New marketing tasks and new activities — in effect, new marketing jobs — are needed to create the brand value necessary today, which is based not on capturing mindshare but on building experiences that last and encourage customers to stick around. Get it right, and your brand captures unassailable mindshare; customers will return time and again, building trust and interest with each expanding interaction.
Emerging roles for marketers
We propose 21 new jobs that will emerge over the next 10 years and become cornerstones of the new CMO mandate. We based these jobs on the major macroeconomic, political, demographic, societal, cultural, business and technology trends observable today. These include the rise of circular economies; the growth of hyperpersonalization; rising populism; aging populations; sustainability; data; ethics; robots and machines; automation; AI; biotechnology; and virtual reality (VR).
We’ve positioned our 21 jobs of the future over a 10-year timeline according to their “tech-centricity” (see figure below). Marketing will also increasingly be about empathy — about understanding the emotions the brand elicits within customers, and then channeling it into empathetic marketing content, messages and campaigns, all served up at the right time. For this reason, we’ve also indicated empathy levels required for each job.

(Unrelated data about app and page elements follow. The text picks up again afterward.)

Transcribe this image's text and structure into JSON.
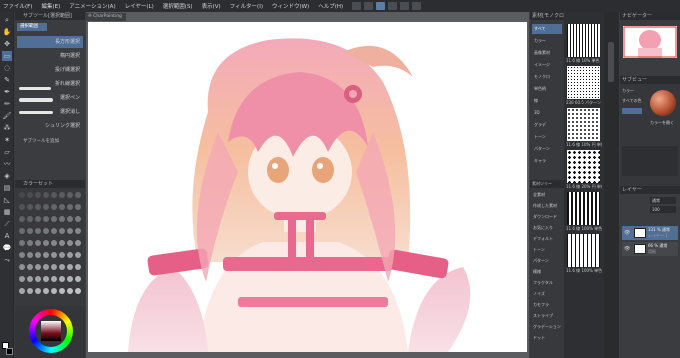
{
  "menu": {
    "items": [
      "ファイル(F)",
      "編集(E)",
      "アニメーション(A)",
      "レイヤー(L)",
      "選択範囲(S)",
      "表示(V)",
      "フィルター(I)",
      "ウィンドウ(W)",
      "ヘルプ(H)"
    ]
  },
  "toolbar": {
    "icons": [
      "zoom-icon",
      "hand-icon",
      "move-icon",
      "select-icon",
      "lasso-icon",
      "eyedropper-icon",
      "pen-icon",
      "pencil-icon",
      "brush-icon",
      "airbrush-icon",
      "decoration-icon",
      "eraser-icon",
      "blend-icon",
      "fill-icon",
      "gradient-icon",
      "figure-icon",
      "frame-icon",
      "ruler-icon",
      "text-icon",
      "balloon-icon",
      "correct-line-icon"
    ]
  },
  "subtool": {
    "header": "サブツール[選択範囲]",
    "tab": "選択範囲",
    "items": [
      "長方形選択",
      "楕円選択",
      "投げ縄選択",
      "折れ線選択",
      "選択ペン",
      "選択消し",
      "シュリンク選択"
    ],
    "footer": "サブツールを追加"
  },
  "swatch": {
    "header": "カラーセット"
  },
  "document": {
    "tab": "※ CharPainting"
  },
  "materials": {
    "header": "素材[モノクロパターン]",
    "categories": [
      "すべて",
      "カラー",
      "画像素材",
      "イメージ",
      "モノクロ",
      "単色柄",
      "線",
      "3D",
      "グラデ",
      "トーン",
      "パターン",
      "キャラ"
    ],
    "thumbs": [
      {
        "label": "11.6 線 10% 単色"
      },
      {
        "label": "236 60.5 パターン 単色"
      },
      {
        "label": "11.6 線 10% 円 単色"
      },
      {
        "label": "11.6 線 20% 円 単色"
      },
      {
        "label": "11.6 線 100% 単色"
      },
      {
        "label": "11.6 線 100% 単色"
      }
    ],
    "subheader": "素材ツリー",
    "tree": [
      "全素材",
      "作成した素材",
      "ダウンロード",
      "お気に入り",
      "デフォルト",
      "トーン",
      "パターン",
      "模様",
      "フラクタル",
      "ノイズ",
      "カモフラ",
      "ストライプ",
      "グラデーション",
      "ドット"
    ]
  },
  "navigator": {
    "header": "ナビゲーター"
  },
  "color": {
    "header": "サブビュー",
    "labels": [
      "カラー",
      "すべての色",
      "カラーを開く"
    ],
    "swatch_color": "#b45030"
  },
  "layers": {
    "header": "レイヤー",
    "mode": "通常",
    "opacity": "100",
    "items": [
      {
        "name": "131 % 通常",
        "sub": "レイヤー 1"
      },
      {
        "name": "66 % 通常",
        "sub": "用紙"
      }
    ]
  },
  "colors": {
    "accent": "#4f6f96",
    "panel": "#3a3c3f",
    "menubar": "#2c2d30"
  }
}
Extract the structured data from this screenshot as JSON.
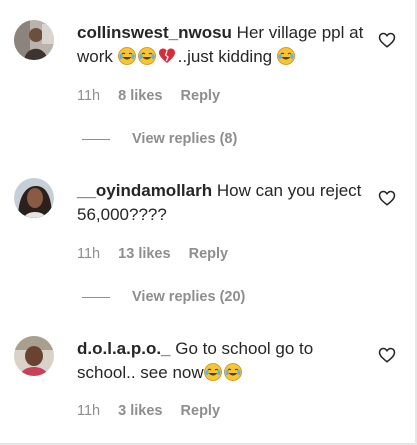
{
  "comments": [
    {
      "username": "collinswest_nwosu",
      "text_parts": [
        "Her village ppl at work ",
        "..just kidding "
      ],
      "time": "11h",
      "likes": "8 likes",
      "reply": "Reply",
      "view_replies": "View replies (8)"
    },
    {
      "username": "__oyindamollarh",
      "text": "How can you reject 56,000????",
      "time": "11h",
      "likes": "13 likes",
      "reply": "Reply",
      "view_replies": "View replies (20)"
    },
    {
      "username": "d.o.l.a.p.o._",
      "text": "Go to school go to school.. see now",
      "time": "11h",
      "likes": "3 likes",
      "reply": "Reply"
    }
  ],
  "icons": {
    "like": "heart-outline-icon",
    "laugh": "face-with-tears-of-joy-emoji",
    "heart": "red-heart-emoji",
    "broken": "broken-heart-emoji"
  },
  "colors": {
    "text": "#262626",
    "secondary": "#8e8e8e",
    "heart_red": "#d62d3b"
  }
}
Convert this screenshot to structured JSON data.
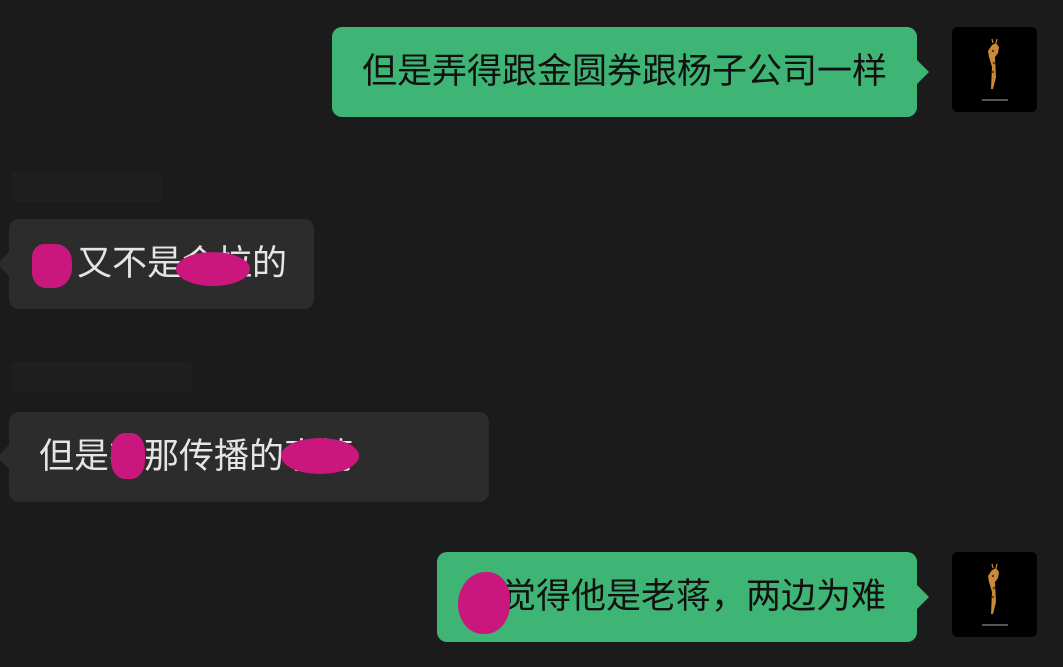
{
  "messages": [
    {
      "id": "m1",
      "side": "out",
      "text": "但是弄得跟金圆券跟杨子公司一样"
    },
    {
      "id": "m2",
      "side": "in",
      "text": "又不是会拉的"
    },
    {
      "id": "m3",
      "side": "in",
      "text": "但是在那传播的事情"
    },
    {
      "id": "m4",
      "side": "out",
      "text": "觉得他是老蒋，两边为难"
    }
  ],
  "colors": {
    "background": "#1b1b1b",
    "outgoing_bubble": "#3eb575",
    "incoming_bubble": "#2c2c2c",
    "redaction": "#c9177e"
  },
  "avatar": {
    "icon": "giraffe-avatar-icon"
  }
}
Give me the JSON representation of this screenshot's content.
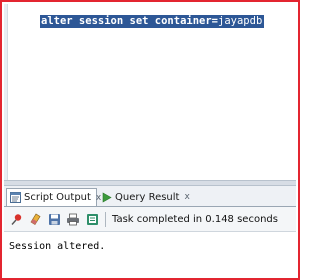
{
  "editor": {
    "sql_keywords": "alter session set container=",
    "sql_value": "jayapdb"
  },
  "results_panel": {
    "tabs": [
      {
        "label": "Script Output",
        "close": "x",
        "active": true,
        "icon": "script-output-icon"
      },
      {
        "label": "Query Result",
        "close": "x",
        "active": false,
        "icon": "run-arrow-icon"
      }
    ],
    "toolbar": {
      "buttons": [
        "pin-icon",
        "eraser-icon",
        "save-icon",
        "print-icon",
        "export-icon"
      ],
      "status": "Task completed in 0.148 seconds"
    },
    "output_lines": [
      "Session altered."
    ]
  },
  "colors": {
    "frame_border": "#e32530",
    "selection": "#2d5796",
    "run_arrow": "#3c9a3c"
  }
}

The marketing world has changed dramatically during the last 10 years and will change even more in the next decade as well. This is why the jobs we describe are integral to the future success of CMOs, their teams and the work done to drive customer engagement.